All strokes are different so for some people the effects may be relatively minor and may not last long, while others may be left with more serious long term problems.
A stroke can affect the way your body functions
Although all strokes are different, there are some common physical problems that many people experience:
- problems with movement and balance: many people experience muscle weakness or paralysis after a stroke, which can affect your mobility and balance. This usually happens on one side of your body and can also cause a lot of pain and discomfort.
- problems with your vision
- problems with swallowing
- problems controlling your bladder and bowels
- excessive tiredness.
But there are other effects that you can’t see
Some of the ‘hidden’ effects of stroke include:

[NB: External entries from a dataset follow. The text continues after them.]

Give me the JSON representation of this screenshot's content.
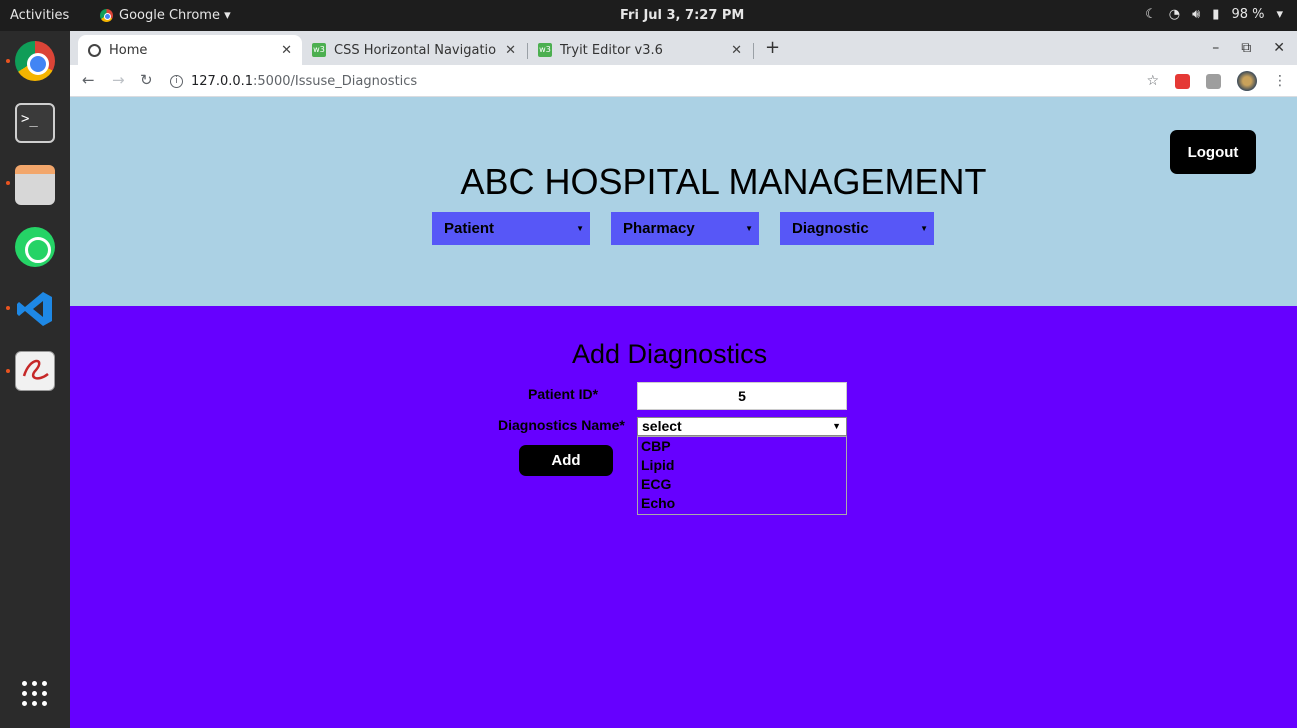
{
  "system": {
    "activities": "Activities",
    "app_name": "Google Chrome ▾",
    "clock": "Fri Jul  3,  7:27 PM",
    "battery": "98 %"
  },
  "browser": {
    "tabs": [
      {
        "title": "Home"
      },
      {
        "title": "CSS Horizontal Navigatio"
      },
      {
        "title": "Tryit Editor v3.6"
      }
    ],
    "url_host": "127.0.0.1",
    "url_path": ":5000/Issuse_Diagnostics"
  },
  "header": {
    "title": "ABC HOSPITAL MANAGEMENT",
    "logout_label": "Logout",
    "menus": [
      {
        "label": "Patient"
      },
      {
        "label": "Pharmacy"
      },
      {
        "label": "Diagnostic"
      }
    ]
  },
  "form": {
    "title": "Add Diagnostics",
    "patient_id_label": "Patient ID*",
    "patient_id_value": "5",
    "diagnostics_name_label": "Diagnostics Name*",
    "selected": "select",
    "options": [
      "CBP",
      "Lipid",
      "ECG",
      "Echo"
    ],
    "add_label": "Add"
  },
  "colors": {
    "header_bg": "#abd1e4",
    "main_bg": "#6600ff",
    "menu_bg": "#5757f7"
  }
}
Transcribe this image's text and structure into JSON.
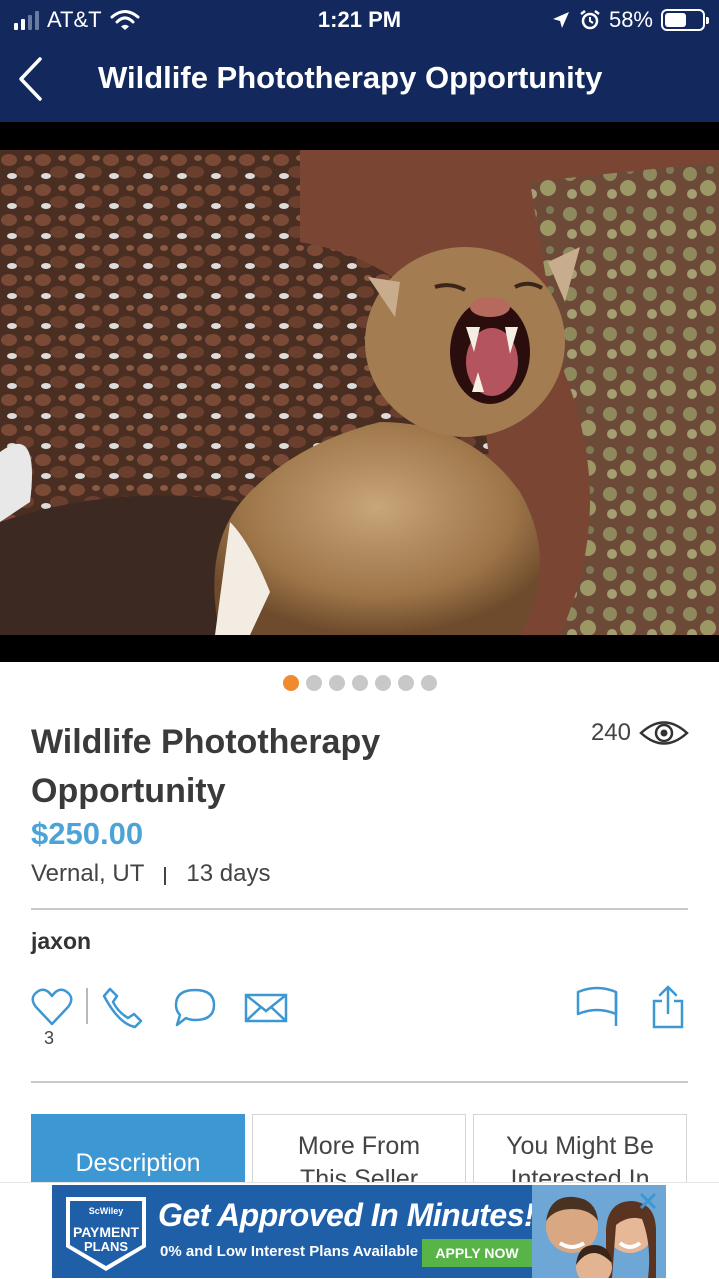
{
  "status_bar": {
    "carrier": "AT&T",
    "time": "1:21 PM",
    "battery": "58%",
    "battery_level": 0.58
  },
  "nav": {
    "title": "Wildlife Phototherapy Opportunity",
    "back_icon": "chevron-left-icon"
  },
  "gallery": {
    "image_count": 7,
    "active_index": 0
  },
  "listing": {
    "title": "Wildlife Phototherapy Opportunity",
    "views": "240",
    "price": "$250.00",
    "location": "Vernal, UT",
    "age": "13 days",
    "seller": "jaxon",
    "favorites": "3"
  },
  "actions": {
    "icons": [
      "heart-icon",
      "phone-icon",
      "chat-icon",
      "mail-icon",
      "flag-icon",
      "share-icon"
    ]
  },
  "tabs": [
    {
      "label": "Description",
      "active": true
    },
    {
      "label": "More From This Seller",
      "active": false
    },
    {
      "label": "You Might Be Interested In",
      "active": false
    }
  ],
  "ad": {
    "logo_top": "ScWiley",
    "logo_line1": "PAYMENT",
    "logo_line2": "PLANS",
    "headline": "Get Approved In Minutes!",
    "subtext": "0% and Low Interest Plans Available",
    "cta": "APPLY NOW"
  },
  "colors": {
    "nav_bg": "#13295e",
    "price": "#4ba3d8",
    "tab_active": "#3d97d3",
    "dot_active": "#ef8a2e"
  }
}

- problems with communication: many people have difficulty with speech and language after their stroke. A common communication problems, which affects around one third of stroke survivors, is aphasia. People with aphasia find it difficult to speak and understand what other people are saying to them, as well as reading and writing.

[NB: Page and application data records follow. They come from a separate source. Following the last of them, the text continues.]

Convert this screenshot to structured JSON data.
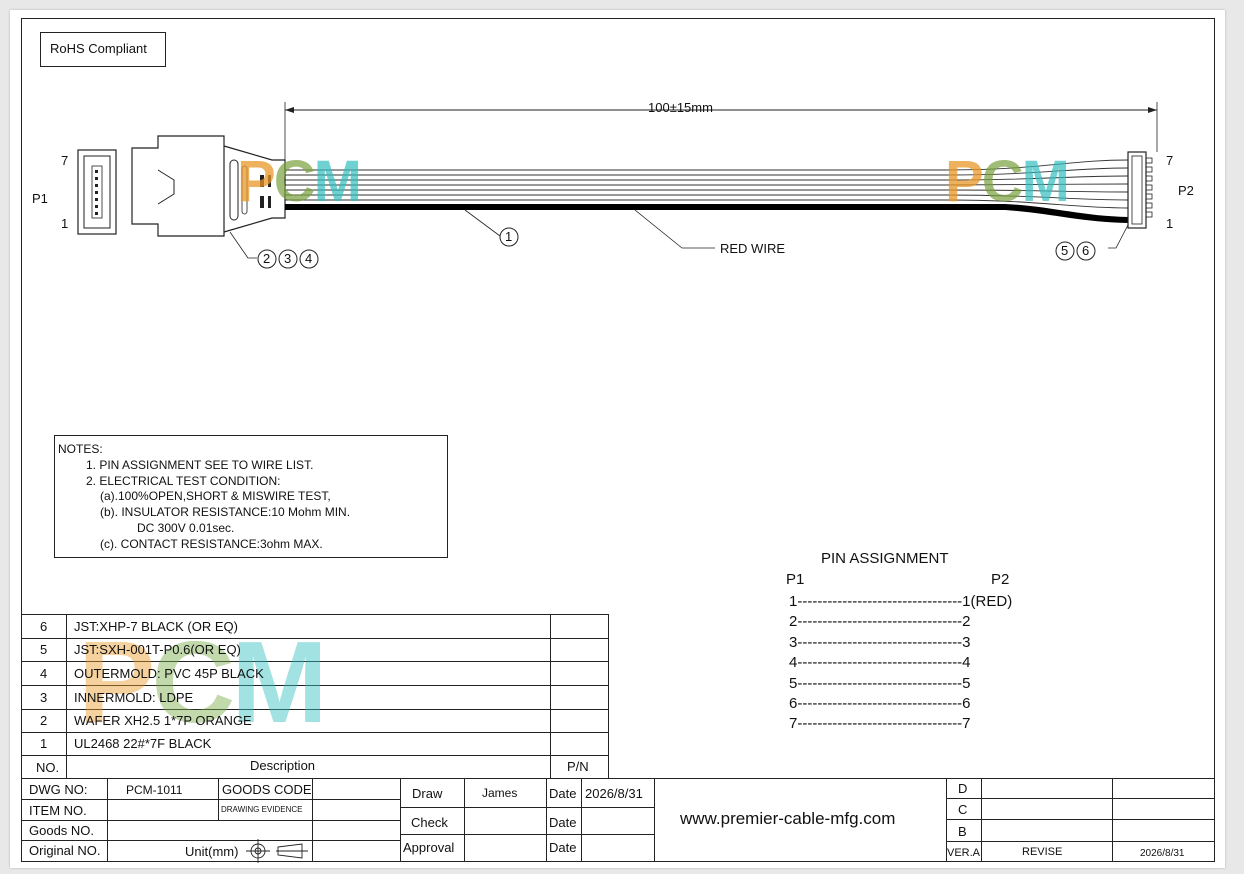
{
  "rohs_label": "RoHS Compliant",
  "dimension_label": "100±15mm",
  "connector_p1": {
    "label": "P1",
    "pin_top": "7",
    "pin_bottom": "1"
  },
  "connector_p2": {
    "label": "P2",
    "pin_top": "7",
    "pin_bottom": "1"
  },
  "callouts": {
    "c1": "1",
    "c2": "2",
    "c3": "3",
    "c4": "4",
    "c5": "5",
    "c6": "6",
    "red_wire": "RED WIRE"
  },
  "watermark": "PCM",
  "notes": {
    "header": "NOTES:",
    "lines": [
      "1. PIN ASSIGNMENT SEE TO WIRE LIST.",
      "2. ELECTRICAL TEST CONDITION:",
      "(a).100%OPEN,SHORT & MISWIRE TEST,",
      "(b). INSULATOR RESISTANCE:10 Mohm MIN.",
      "DC 300V 0.01sec.",
      "(c). CONTACT RESISTANCE:3ohm MAX."
    ]
  },
  "pin_assignment": {
    "title": "PIN  ASSIGNMENT",
    "col_p1": "P1",
    "col_p2": "P2",
    "rows": [
      "1---------------------------------1(RED)",
      "2---------------------------------2",
      "3---------------------------------3",
      "4---------------------------------4",
      "5---------------------------------5",
      "6---------------------------------6",
      "7---------------------------------7"
    ]
  },
  "bom": {
    "rows": [
      {
        "no": "6",
        "desc": "JST:XHP-7 BLACK (OR EQ)",
        "pn": ""
      },
      {
        "no": "5",
        "desc": "JST:SXH-001T-P0.6(OR EQ)",
        "pn": ""
      },
      {
        "no": "4",
        "desc": "OUTERMOLD: PVC 45P BLACK",
        "pn": ""
      },
      {
        "no": "3",
        "desc": "INNERMOLD: LDPE",
        "pn": ""
      },
      {
        "no": "2",
        "desc": "WAFER XH2.5  1*7P ORANGE",
        "pn": ""
      },
      {
        "no": "1",
        "desc": "UL2468 22#*7F  BLACK",
        "pn": ""
      }
    ],
    "header": {
      "no": "NO.",
      "desc": "Description",
      "pn": "P/N"
    }
  },
  "title_block": {
    "dwg_no_label": "DWG NO:",
    "dwg_no": "PCM-1011",
    "goods_code_label": "GOODS CODE",
    "item_no_label": "ITEM NO.",
    "drawing_evidence": "DRAWING EVIDENCE",
    "goods_no_label": "Goods NO.",
    "original_no_label": "Original NO.",
    "unit_label": "Unit(mm)",
    "draw_label": "Draw",
    "draw_name": "James",
    "check_label": "Check",
    "approval_label": "Approval",
    "date_label": "Date",
    "date_value": "2026/8/31",
    "website": "www.premier-cable-mfg.com",
    "rev_d": "D",
    "rev_c": "C",
    "rev_b": "B",
    "ver_label": "VER.A",
    "revise_label": "REVISE",
    "rev_date": "2026/8/31"
  }
}
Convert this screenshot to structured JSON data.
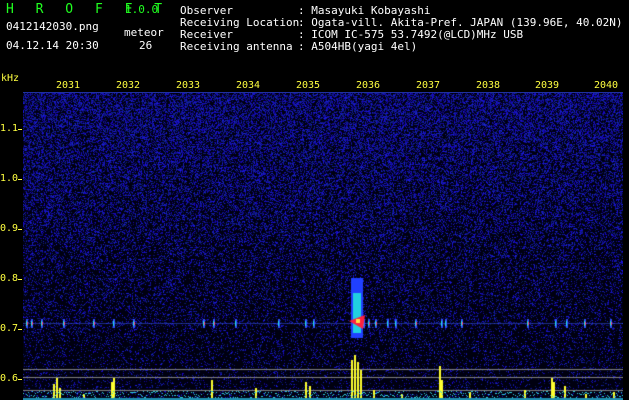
{
  "header": {
    "app_name": "H R O F F T",
    "version": "1.0.0",
    "filename": "0412142030.png",
    "meteor_label": "meteor",
    "datetime": "04.12.14 20:30",
    "meteor_count": "26",
    "info": [
      {
        "label": "Observer",
        "value": ": Masayuki Kobayashi"
      },
      {
        "label": "Receiving Location",
        "value": ": Ogata-vill. Akita-Pref. JAPAN (139.96E, 40.02N)"
      },
      {
        "label": "Receiver",
        "value": ": ICOM IC-575 53.7492(@LCD)MHz USB"
      },
      {
        "label": "Receiving antenna",
        "value": ": A504HB(yagi 4el)"
      }
    ]
  },
  "y_axis": {
    "unit": "kHz",
    "labels": [
      "1.1",
      "1.0",
      "0.9",
      "0.8",
      "0.7",
      "0.6"
    ]
  },
  "x_axis": {
    "labels": [
      "2031",
      "2032",
      "2033",
      "2034",
      "2035",
      "2036",
      "2037",
      "2038",
      "2039",
      "2040"
    ]
  },
  "colors": {
    "background": "#000000",
    "noise": "#1020c0",
    "text": "#ffffff",
    "accent_green": "#20ff20",
    "axis_yellow": "#ffff40",
    "meteor_red": "#ff2040",
    "meteor_cyan": "#20e0e0"
  }
}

- problems with memory and thinking: it’s very common to find that their short-term memory and concentration is affected by stroke, but it can also affect other thinking processes as well, such as problem-solving, planning and finding your way around.
- changes to your emotions: a stroke has an emotional impact, which can lead to problems like depression and anxiety. It can also make it more difficult to control your emotions.
- changes to your behaviour.